*** The input ***
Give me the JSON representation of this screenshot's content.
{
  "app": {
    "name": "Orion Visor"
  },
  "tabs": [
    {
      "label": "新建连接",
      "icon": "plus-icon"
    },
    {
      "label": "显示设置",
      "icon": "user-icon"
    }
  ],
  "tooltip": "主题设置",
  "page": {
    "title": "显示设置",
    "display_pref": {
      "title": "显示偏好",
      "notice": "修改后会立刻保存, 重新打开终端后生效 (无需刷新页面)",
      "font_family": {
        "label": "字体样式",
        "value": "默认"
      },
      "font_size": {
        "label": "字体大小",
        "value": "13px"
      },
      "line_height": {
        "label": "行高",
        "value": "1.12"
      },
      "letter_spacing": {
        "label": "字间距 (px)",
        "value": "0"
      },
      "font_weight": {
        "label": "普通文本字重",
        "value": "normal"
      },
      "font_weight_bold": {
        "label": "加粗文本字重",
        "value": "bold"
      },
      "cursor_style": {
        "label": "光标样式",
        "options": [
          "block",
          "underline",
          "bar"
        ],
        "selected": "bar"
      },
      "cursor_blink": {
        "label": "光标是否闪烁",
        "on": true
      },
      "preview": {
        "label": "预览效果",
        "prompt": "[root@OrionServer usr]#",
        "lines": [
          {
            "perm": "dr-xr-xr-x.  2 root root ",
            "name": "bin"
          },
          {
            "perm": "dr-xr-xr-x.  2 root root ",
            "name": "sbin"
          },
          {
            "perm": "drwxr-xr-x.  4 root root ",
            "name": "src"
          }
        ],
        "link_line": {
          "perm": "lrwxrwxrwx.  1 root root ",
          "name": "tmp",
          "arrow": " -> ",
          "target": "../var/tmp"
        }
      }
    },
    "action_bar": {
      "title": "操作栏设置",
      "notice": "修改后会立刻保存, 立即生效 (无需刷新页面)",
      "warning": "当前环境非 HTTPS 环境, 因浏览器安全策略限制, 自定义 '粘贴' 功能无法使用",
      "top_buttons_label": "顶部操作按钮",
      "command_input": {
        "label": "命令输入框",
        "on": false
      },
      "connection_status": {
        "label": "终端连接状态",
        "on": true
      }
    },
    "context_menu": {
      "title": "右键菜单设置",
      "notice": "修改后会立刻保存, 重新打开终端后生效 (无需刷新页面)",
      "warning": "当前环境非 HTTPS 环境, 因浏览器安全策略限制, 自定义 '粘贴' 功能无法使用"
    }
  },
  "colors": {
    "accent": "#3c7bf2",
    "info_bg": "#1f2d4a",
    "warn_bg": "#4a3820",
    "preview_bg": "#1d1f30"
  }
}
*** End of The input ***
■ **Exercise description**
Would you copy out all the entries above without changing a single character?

■ **Your response**
Give me the JSON representation of this screenshot's content.
{
  "app": {
    "name": "Orion Visor"
  },
  "tabs": [
    {
      "label": "新建连接",
      "icon": "plus-icon"
    },
    {
      "label": "显示设置",
      "icon": "user-icon"
    }
  ],
  "tooltip": "主题设置",
  "page": {
    "title": "显示设置",
    "display_pref": {
      "title": "显示偏好",
      "notice": "修改后会立刻保存, 重新打开终端后生效 (无需刷新页面)",
      "font_family": {
        "label": "字体样式",
        "value": "默认"
      },
      "font_size": {
        "label": "字体大小",
        "value": "13px"
      },
      "line_height": {
        "label": "行高",
        "value": "1.12"
      },
      "letter_spacing": {
        "label": "字间距 (px)",
        "value": "0"
      },
      "font_weight": {
        "label": "普通文本字重",
        "value": "normal"
      },
      "font_weight_bold": {
        "label": "加粗文本字重",
        "value": "bold"
      },
      "cursor_style": {
        "label": "光标样式",
        "options": [
          "block",
          "underline",
          "bar"
        ],
        "selected": "bar"
      },
      "cursor_blink": {
        "label": "光标是否闪烁",
        "on": true
      },
      "preview": {
        "label": "预览效果",
        "prompt": "[root@OrionServer usr]#",
        "lines": [
          {
            "perm": "dr-xr-xr-x.  2 root root ",
            "name": "bin"
          },
          {
            "perm": "dr-xr-xr-x.  2 root root ",
            "name": "sbin"
          },
          {
            "perm": "drwxr-xr-x.  4 root root ",
            "name": "src"
          }
        ],
        "link_line": {
          "perm": "lrwxrwxrwx.  1 root root ",
          "name": "tmp",
          "arrow": " -> ",
          "target": "../var/tmp"
        }
      }
    },
    "action_bar": {
      "title": "操作栏设置",
      "notice": "修改后会立刻保存, 立即生效 (无需刷新页面)",
      "warning": "当前环境非 HTTPS 环境, 因浏览器安全策略限制, 自定义 '粘贴' 功能无法使用",
      "top_buttons_label": "顶部操作按钮",
      "command_input": {
        "label": "命令输入框",
        "on": false
      },
      "connection_status": {
        "label": "终端连接状态",
        "on": true
      }
    },
    "context_menu": {
      "title": "右键菜单设置",
      "notice": "修改后会立刻保存, 重新打开终端后生效 (无需刷新页面)",
      "warning": "当前环境非 HTTPS 环境, 因浏览器安全策略限制, 自定义 '粘贴' 功能无法使用"
    }
  },
  "colors": {
    "accent": "#3c7bf2",
    "info_bg": "#1f2d4a",
    "warn_bg": "#4a3820",
    "preview_bg": "#1d1f30"
  }
}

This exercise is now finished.